No one knew what to expect when these two aging fighters came together that morning in Manila. Several major U.S. newspapers didn't bother sending a writer to cover the fight. But those who were there witnessed prizefighting in its grandest manner, the final epic in a running blood feud between two men, each fighting to own the heart of the other. The fight called upon all of their will and courage as they pitched from one ring post to another emitting fearful grunts and squeals.
By the end of the 10th round Ali looked like a half-drowned man who had just been pulled from Manila Bay. His aching body slumped, glistening with sweat. He had won the early rounds, snapping his whiplike jab on Frazier's face, but as in '71 Frazier had found his rolling rhythm after a few rounds, and by the fifth he had driven Ali into his corner and was thumping his body like a blacksmith. Ali's trainer was frantic. "Get outta the goddam corner!" screamed Dundee. It was too late. The fight had shifted from Ali to Frazier.
For the next five rounds it was as if Frazier had reached into the darkest bat cave of his psyche and freed all his pent-up rage. In the sixth he pressed and attacked, winging three savage hooks to Ali's head, the last of which sent his mouthpiece flying. For the first time in the fight, Ali sat down between rounds. Frazier resumed the attack in the seventh, at one point landing four straight shots to the body, at another point landing five. In the ninth, as Ali wilted, the fighting went deeper into the trenches, down where Frazier whistles while he works, and as he landed blow upon blow he could hear Ali howling in pain. In his corner after the 10th, Ali said to Pacheco, "This must be what dyin' is like."
Frazier owned the fight. He was sure to regain his title. And then came the 11th. Drew (Bundini) Brown, Ali's witch doctor, pleaded with him, "Go down to the well once more!" From wherever it is that such men draw the best and noblest of themselves, Ali emerged reborn. During the next four rounds he fought with a precision and fury that made a bloody Frazier weave and wobble. In the 12th Ali landed six consecutive punches to Frazier's head, and moments later he slammed home eight more. By the end of the round an archipelago of lumps had surfaced around the challenger's eyes and brow.
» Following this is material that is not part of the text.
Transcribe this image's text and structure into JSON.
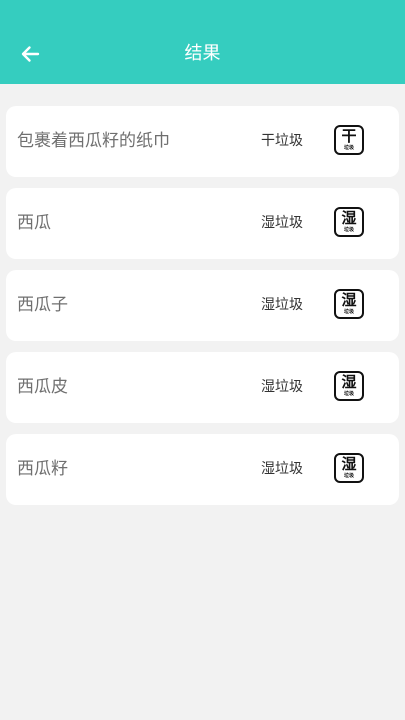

Futch could see Frazier's left eye closing. Before the 13th he told his boxer, "Move back and stand up a little, so you can see the target better." That was just what Ali needed, more room and a taller man to fire at. "Boy, did he take advantage of that," says Futch. Ali threw punches in flurries, so many blows that Frazier reeled helplessly. A right cross sent Frazier's white mouthpiece twirling four rows into the seats. Futch kept thinking, Ali has to slow down. He cannot keep this pace. Not into the 14th round! By then Frazier's face was a misshapen moonscape, both eyes closing, and in the 14th Ali fired barrages and raked a nearly blind Frazier with rights and lefts. Futch stared at Ali and thought, Incredible! When the bell tolled, it tolled for Joe.
"The fight's over, Joe," Futch told him before the beginning of the 15th.
Frazier jumped from his stool. He said, "Eddie—"
"Just sit down, Joe."
A benumbed and exhausted Ali, his lips scraped raw, lay on a cot in his locker room in Manila and summoned Marvis Frazier, Joe's 15-year-old son, to his side. "Tell your dad the things I said I really didn't mean," Ali said.
Marvis reported back to his father. "He should come to me, son," Joe told him. "He should say it to my face."